In general, I would expect a person following this advice to, in the average case, diverge from the process of creating a map in correspondence with the territory, towards the replacement of the map with a feedback system conditioning model-free harmony. I would expect that their mind would gradually transition from asking 'is this true' to asking 'is this what power wants me to say', and eventually to come to see truth as a dreadful constraint on safety rather than as a support with which to achieve safety. I would expect them to grow in their ability to lead and to sell, but to loose the ability to manage, or otherwise constrain the actions of a group in order to direct them towards some goal other than politics.

That doesn't at all mean that the ideal mode of cognition involves such a judge. Just that collaborative cognition requires a common set of protocols and this seems to be the default such set of protocols for constructive collaboration, while other protocols seem favored by predatory collaboration and seem likely to emerge if not suppressed.
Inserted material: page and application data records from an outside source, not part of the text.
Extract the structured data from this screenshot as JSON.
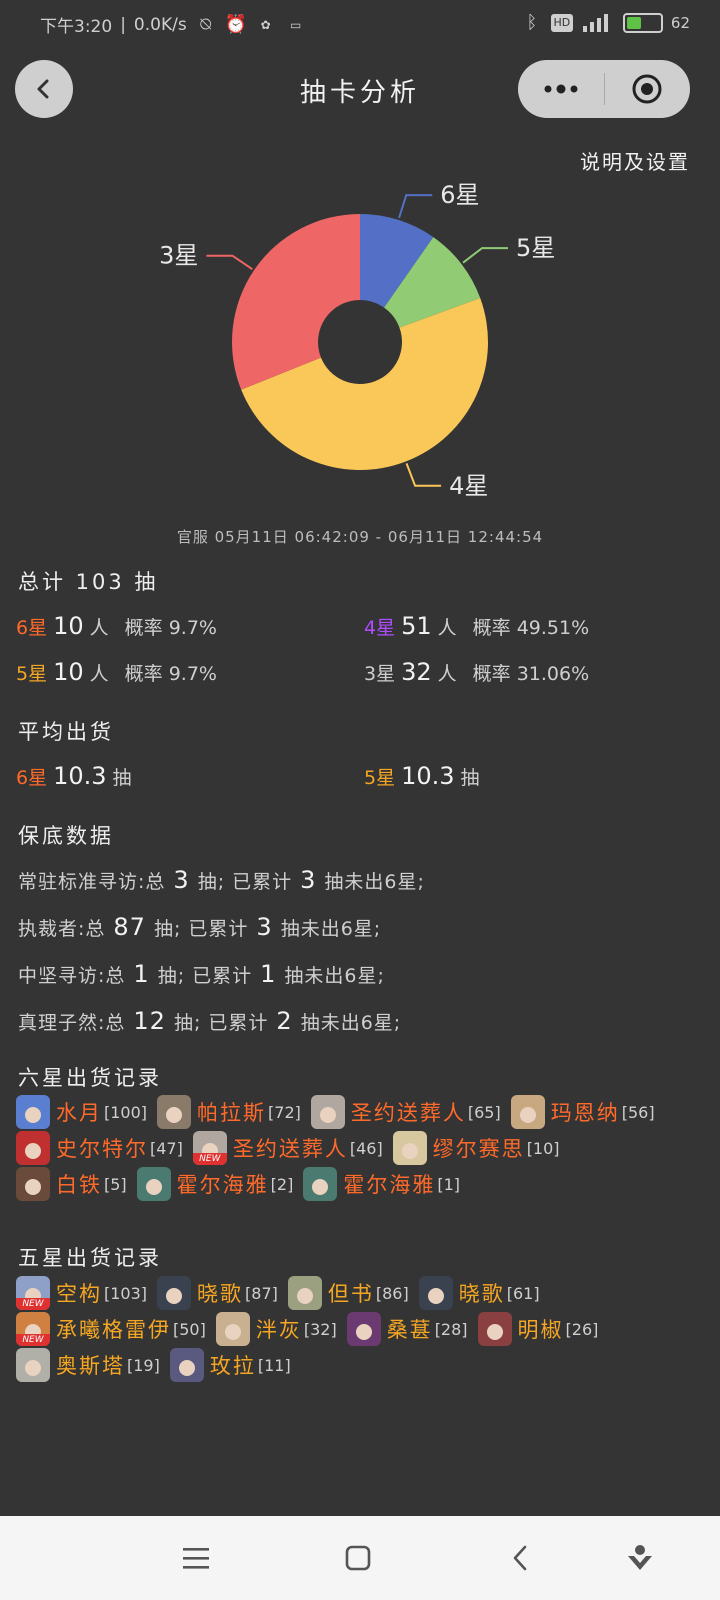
{
  "status_bar": {
    "time": "下午3:20",
    "net_speed": "0.0K/s",
    "battery": "62",
    "icons": [
      "mute-icon",
      "alarm-icon",
      "app-icon",
      "chat-icon",
      "bluetooth-icon",
      "hd-icon",
      "signal-icon",
      "battery-icon"
    ]
  },
  "nav": {
    "title": "抽卡分析",
    "settings_link": "说明及设置"
  },
  "chart_data": {
    "type": "pie",
    "categories": [
      "6星",
      "5星",
      "4星",
      "3星"
    ],
    "values": [
      10,
      10,
      51,
      32
    ],
    "colors": [
      "#5470c6",
      "#91cc75",
      "#fac858",
      "#ee6666"
    ],
    "donut": true
  },
  "range_text": "官服  05月11日 06:42:09  -  06月11日 12:44:54",
  "summary": {
    "total_label": "总计 103 抽",
    "rows": [
      {
        "star": "6星",
        "count": "10",
        "unit": "人",
        "rate": "概率 9.7%"
      },
      {
        "star": "4星",
        "count": "51",
        "unit": "人",
        "rate": "概率 49.51%"
      },
      {
        "star": "5星",
        "count": "10",
        "unit": "人",
        "rate": "概率 9.7%"
      },
      {
        "star": "3星",
        "count": "32",
        "unit": "人",
        "rate": "概率 31.06%"
      }
    ]
  },
  "average": {
    "title": "平均出货",
    "six": {
      "star": "6星",
      "value": "10.3",
      "unit": "抽"
    },
    "five": {
      "star": "5星",
      "value": "10.3",
      "unit": "抽"
    }
  },
  "pity": {
    "title": "保底数据",
    "rows": [
      {
        "pool": "常驻标准寻访:总",
        "total": "3",
        "mid": "抽;  已累计",
        "acc": "3",
        "tail": "抽未出6星;"
      },
      {
        "pool": "执裁者:总",
        "total": "87",
        "mid": "抽;  已累计",
        "acc": "3",
        "tail": "抽未出6星;"
      },
      {
        "pool": "中坚寻访:总",
        "total": "1",
        "mid": "抽;  已累计",
        "acc": "1",
        "tail": "抽未出6星;"
      },
      {
        "pool": "真理子然:总",
        "total": "12",
        "mid": "抽;  已累计",
        "acc": "2",
        "tail": "抽未出6星;"
      }
    ]
  },
  "six_records": {
    "title": "六星出货记录",
    "lines": [
      [
        {
          "name": "水月",
          "count": "[100]",
          "avatar": "#5b7fd0",
          "new": false
        },
        {
          "name": "帕拉斯",
          "count": "[72]",
          "avatar": "#8a7a6a",
          "new": false
        },
        {
          "name": "圣约送葬人",
          "count": "[65]",
          "avatar": "#b0a8a0",
          "new": false
        },
        {
          "name": "玛恩纳",
          "count": "[56]",
          "avatar": "#c7a880",
          "new": false
        }
      ],
      [
        {
          "name": "史尔特尔",
          "count": "[47]",
          "avatar": "#c03030",
          "new": false
        },
        {
          "name": "圣约送葬人",
          "count": "[46]",
          "avatar": "#b0a8a0",
          "new": true
        },
        {
          "name": "缪尔赛思",
          "count": "[10]",
          "avatar": "#d8c8a0",
          "new": false
        }
      ],
      [
        {
          "name": "白铁",
          "count": "[5]",
          "avatar": "#6a4a3a",
          "new": false
        },
        {
          "name": "霍尔海雅",
          "count": "[2]",
          "avatar": "#4a7a70",
          "new": false
        },
        {
          "name": "霍尔海雅",
          "count": "[1]",
          "avatar": "#4a7a70",
          "new": false
        }
      ]
    ],
    "new_label": "NEW"
  },
  "five_records": {
    "title": "五星出货记录",
    "lines": [
      [
        {
          "name": "空构",
          "count": "[103]",
          "avatar": "#8fa0c8",
          "new": true
        },
        {
          "name": "晓歌",
          "count": "[87]",
          "avatar": "#3a4250",
          "new": false
        },
        {
          "name": "但书",
          "count": "[86]",
          "avatar": "#9aa080",
          "new": false
        },
        {
          "name": "晓歌",
          "count": "[61]",
          "avatar": "#3a4250",
          "new": false
        }
      ],
      [
        {
          "name": "承曦格雷伊",
          "count": "[50]",
          "avatar": "#d08040",
          "new": true
        },
        {
          "name": "泮灰",
          "count": "[32]",
          "avatar": "#c8b090",
          "new": false
        },
        {
          "name": "桑葚",
          "count": "[28]",
          "avatar": "#6a3a70",
          "new": false
        },
        {
          "name": "明椒",
          "count": "[26]",
          "avatar": "#8a4040",
          "new": false
        }
      ],
      [
        {
          "name": "奥斯塔",
          "count": "[19]",
          "avatar": "#b0b0a8",
          "new": false
        },
        {
          "name": "玫拉",
          "count": "[11]",
          "avatar": "#5a5a80",
          "new": false
        }
      ]
    ],
    "new_label": "NEW"
  }
}
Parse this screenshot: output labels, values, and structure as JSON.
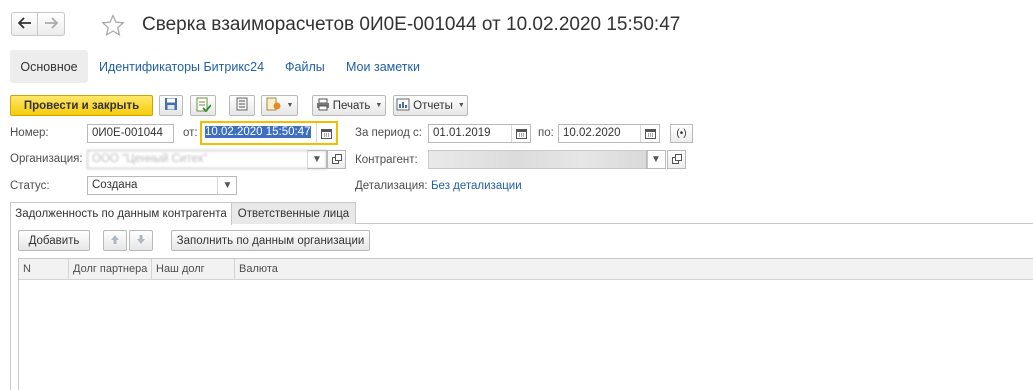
{
  "window": {
    "title": "Сверка взаиморасчетов 0И0Е-001044 от 10.02.2020 15:50:47"
  },
  "top_tabs": [
    {
      "label": "Основное",
      "active": true
    },
    {
      "label": "Идентификаторы Битрикс24"
    },
    {
      "label": "Файлы"
    },
    {
      "label": "Мои заметки"
    }
  ],
  "toolbar": {
    "post_close_label": "Провести и закрыть",
    "print_label": "Печать",
    "reports_label": "Отчеты"
  },
  "form": {
    "number_label": "Номер:",
    "number_value": "0И0Е-001044",
    "date_label": "от:",
    "date_value": "10.02.2020 15:50:47",
    "period_label": "За период с:",
    "period_from": "01.01.2019",
    "period_to_label": "по:",
    "period_to": "10.02.2020",
    "org_label": "Организация:",
    "org_value": "ООО \"Ценный Ситех\"",
    "contractor_label": "Контрагент:",
    "status_label": "Статус:",
    "status_value": "Создана",
    "detail_label": "Детализация:",
    "detail_value": "Без детализации"
  },
  "inner_tabs": [
    {
      "label": "Задолженность по данным контрагента",
      "active": true
    },
    {
      "label": "Ответственные лица"
    }
  ],
  "table_toolbar": {
    "add_label": "Добавить",
    "fill_label": "Заполнить по данным организации"
  },
  "table": {
    "columns": [
      "N",
      "Долг партнера",
      "Наш долг",
      "Валюта"
    ],
    "rows": []
  },
  "colors": {
    "accent_yellow": "#f5cc0c",
    "link_blue": "#1f5fa8",
    "focus_border": "#f0c000",
    "selection": "#3f6fc4"
  }
}
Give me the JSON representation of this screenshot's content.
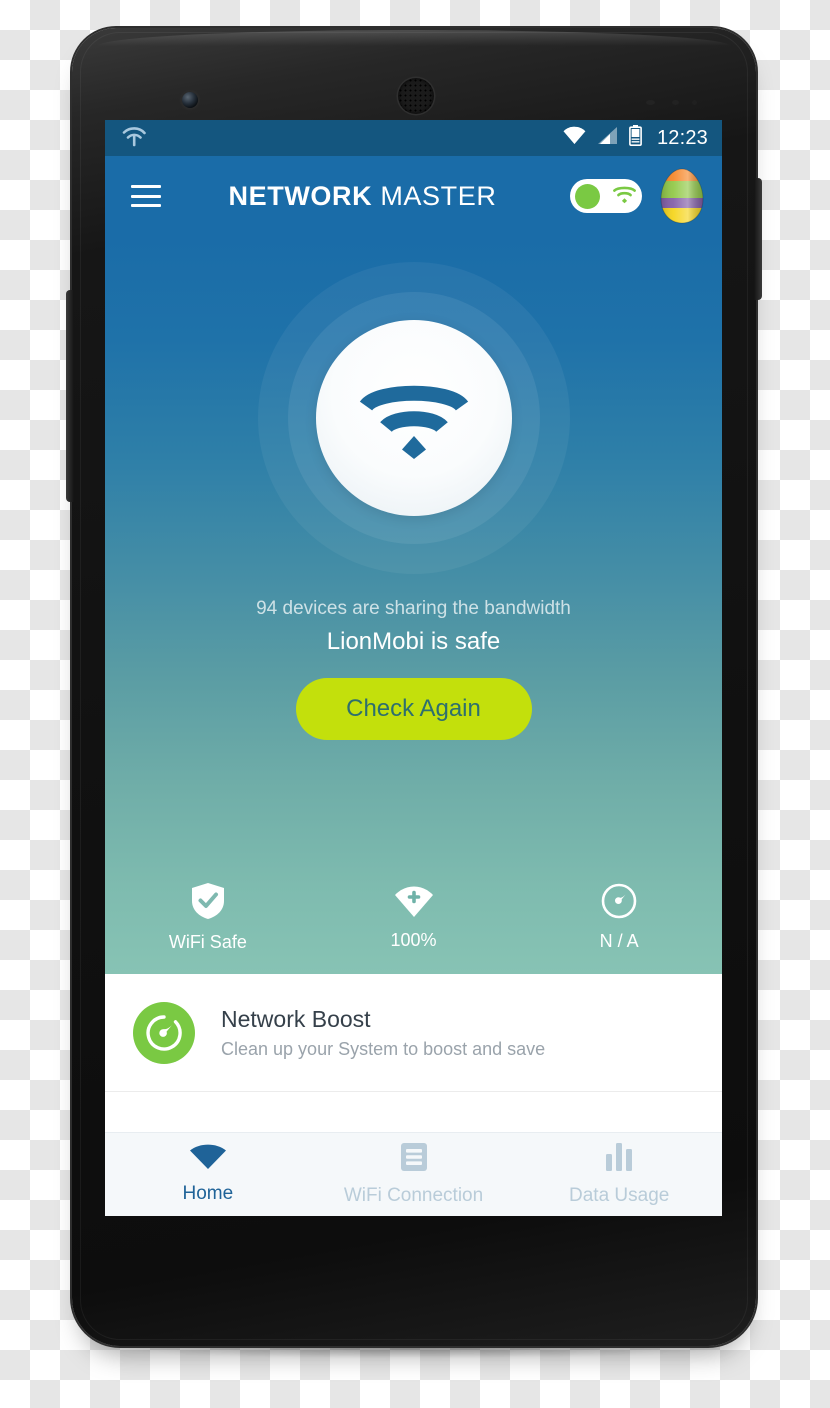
{
  "status_bar": {
    "notification_icon": "wifi-notification-icon",
    "wifi_icon": "wifi-signal-icon",
    "cellular_icon": "cellular-signal-icon",
    "battery_icon": "battery-icon",
    "clock": "12:23"
  },
  "app_bar": {
    "menu_icon": "hamburger-menu-icon",
    "title_bold": "NETWORK",
    "title_light": " MASTER",
    "wifi_toggle_state": "on",
    "wifi_toggle_icon": "wifi-icon",
    "avatar_icon": "easter-egg-avatar"
  },
  "hero": {
    "radar_icon": "wifi-scan-icon",
    "subtitle": "94 devices are sharing the bandwidth",
    "title": "LionMobi is safe",
    "check_again_label": "Check Again"
  },
  "stats": [
    {
      "icon": "shield-check-icon",
      "label": "WiFi Safe"
    },
    {
      "icon": "wifi-plus-icon",
      "label": "100%"
    },
    {
      "icon": "speedometer-icon",
      "label": "N / A"
    }
  ],
  "boost_card": {
    "icon": "boost-speed-icon",
    "title": "Network Boost",
    "subtitle": "Clean up your System to boost and save"
  },
  "bottom_nav": [
    {
      "icon": "wifi-home-icon",
      "label": "Home",
      "active": true
    },
    {
      "icon": "list-document-icon",
      "label": "WiFi Connection",
      "active": false
    },
    {
      "icon": "bar-chart-icon",
      "label": "Data Usage",
      "active": false
    }
  ],
  "colors": {
    "status_bar": "#14567f",
    "app_bar": "#1a6ca8",
    "hero_top": "#1a6ca8",
    "hero_bottom": "#87c3b4",
    "accent_green": "#7ac943",
    "button_lime": "#c3e00c",
    "button_text": "#2e6f6e",
    "nav_active": "#1f6398",
    "nav_inactive": "#b9ccd9"
  }
}
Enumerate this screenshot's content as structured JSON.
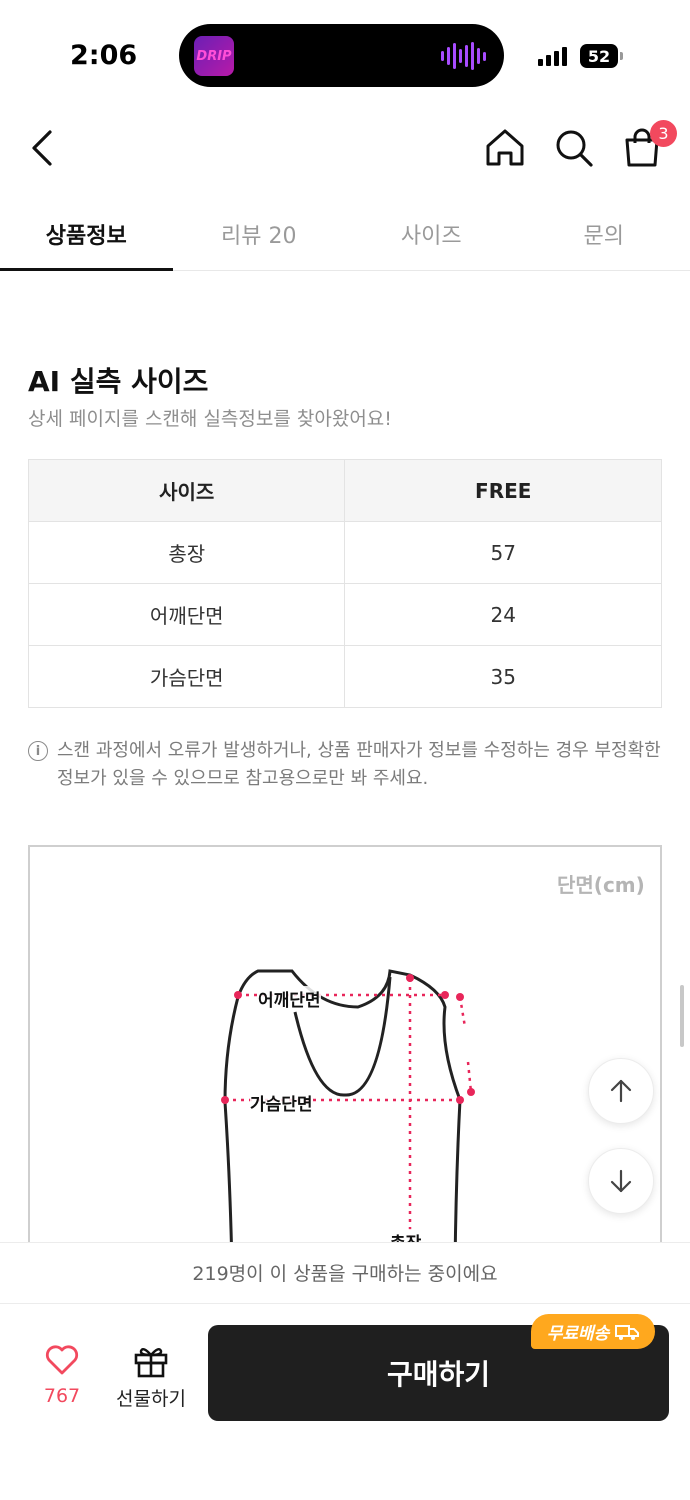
{
  "status_bar": {
    "time": "2:06",
    "app_badge_text": "DRIP",
    "battery": "52",
    "icons": [
      "drip-app-icon",
      "waveform-icon",
      "signal-icon",
      "battery-icon"
    ]
  },
  "header": {
    "icons": [
      "back-icon",
      "home-icon",
      "search-icon",
      "shopping-bag-icon"
    ],
    "cart_count": "3"
  },
  "tabs": [
    {
      "label": "상품정보",
      "active": true
    },
    {
      "label": "리뷰 20",
      "active": false
    },
    {
      "label": "사이즈",
      "active": false
    },
    {
      "label": "문의",
      "active": false
    }
  ],
  "ai_size": {
    "title": "AI 실측 사이즈",
    "subtitle": "상세 페이지를 스캔해 실측정보를 찾아왔어요!",
    "table": {
      "headers": [
        "사이즈",
        "FREE"
      ],
      "rows": [
        [
          "총장",
          "57"
        ],
        [
          "어깨단면",
          "24"
        ],
        [
          "가슴단면",
          "35"
        ]
      ]
    },
    "notice": "스캔 과정에서 오류가 발생하거나, 상품 판매자가 정보를 수정하는 경우 부정확한 정보가 있을 수 있으므로 참고용으로만 봐 주세요."
  },
  "diagram": {
    "unit_label": "단면(cm)",
    "labels": {
      "shoulder": "어깨단면",
      "chest": "가슴단면",
      "length": "총장"
    },
    "accent_color": "#e8265a"
  },
  "buying_info": "219명이 이 상품을 구매하는 중이에요",
  "bottom_bar": {
    "like_count": "767",
    "gift_label": "선물하기",
    "buy_label": "구매하기",
    "free_shipping_label": "무료배송",
    "colors": {
      "buy_button": "#1f1f1f",
      "badge": "#ffa81e",
      "heart": "#f2495e"
    }
  }
}
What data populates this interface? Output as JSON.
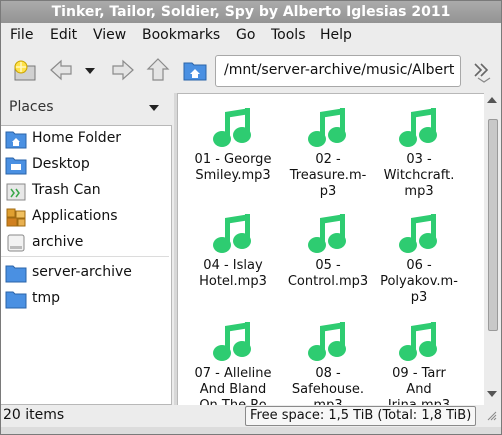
{
  "window": {
    "title": "Tinker, Tailor, Soldier, Spy by Alberto Iglesias 2011"
  },
  "menu": [
    {
      "label": "File"
    },
    {
      "label": "Edit"
    },
    {
      "label": "View"
    },
    {
      "label": "Bookmarks"
    },
    {
      "label": "Go"
    },
    {
      "label": "Tools"
    },
    {
      "label": "Help"
    }
  ],
  "toolbar": {
    "new_tab_icon": "new-tab-icon",
    "back_icon": "back-arrow-icon",
    "history_icon": "chevron-down-icon",
    "forward_icon": "forward-arrow-icon",
    "up_icon": "up-arrow-icon",
    "home_icon": "home-folder-icon",
    "path": "/mnt/server-archive/music/Albert",
    "go_icon": "go-arrow-icon"
  },
  "sidebar": {
    "title": "Places",
    "items": [
      {
        "label": "Home Folder",
        "icon": "home-folder-icon"
      },
      {
        "label": "Desktop",
        "icon": "desktop-folder-icon"
      },
      {
        "label": "Trash Can",
        "icon": "trash-icon"
      },
      {
        "label": "Applications",
        "icon": "applications-icon"
      },
      {
        "label": "archive",
        "icon": "drive-icon"
      }
    ],
    "bookmarks": [
      {
        "label": "server-archive",
        "icon": "folder-icon"
      },
      {
        "label": "tmp",
        "icon": "folder-icon"
      }
    ]
  },
  "files": [
    {
      "name": "01 - George\nSmiley.mp3"
    },
    {
      "name": "02 -\nTreasure.m-\np3"
    },
    {
      "name": "03 -\nWitchcraft.\nmp3"
    },
    {
      "name": "04 - Islay\nHotel.mp3"
    },
    {
      "name": "05 -\nControl.mp3"
    },
    {
      "name": "06 -\nPolyakov.m-\np3"
    },
    {
      "name": "07 - Alleline\nAnd Bland\nOn The Ro"
    },
    {
      "name": "08 -\nSafehouse.\nmp3"
    },
    {
      "name": "09 - Tarr\nAnd\nIrina.mp3"
    }
  ],
  "colors": {
    "music_icon": "#2ecc71",
    "folder": "#3a82d4",
    "titlebar": "#9e9e9e"
  },
  "status": {
    "count": "20 items",
    "free_space": "Free space: 1,5 TiB (Total: 1,8 TiB)"
  }
}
Comment by michael_vassar2 on Chronophone Motivations · 2007-03-25T15:06:29.000Z · score: 1 (1 votes) · LW · GW

Build a seed AI seems like something that would translate into a religious proposal to me. Discover God perhaps? Might it work better if proposed by someone who didn't understand the implications of AGI? Would discussion of MNT translate ad the suggestion of miniaturizing Hiero's engine and the Antikythera mechanism, or scaling them up? The rules of this game really don't seem clear enough. We need to get feedback from Archimedes on what he's hearing. Personally, I strongly suspect that when it comes to ethical and political ideas the Ancient Greeks will understand us fairly well without much need for metaphorical translation, so long as we keep the discussion abstract. Women's suffrage = wise dictator? For people who's ancestors were inventing democracies of a sort and writing Lysistrata centuries earlier? Make the machine reversible and if you suggest women's suffrage and he responds about Hiero II, you will hear a sensible to modern ears argument for moving to Singapore.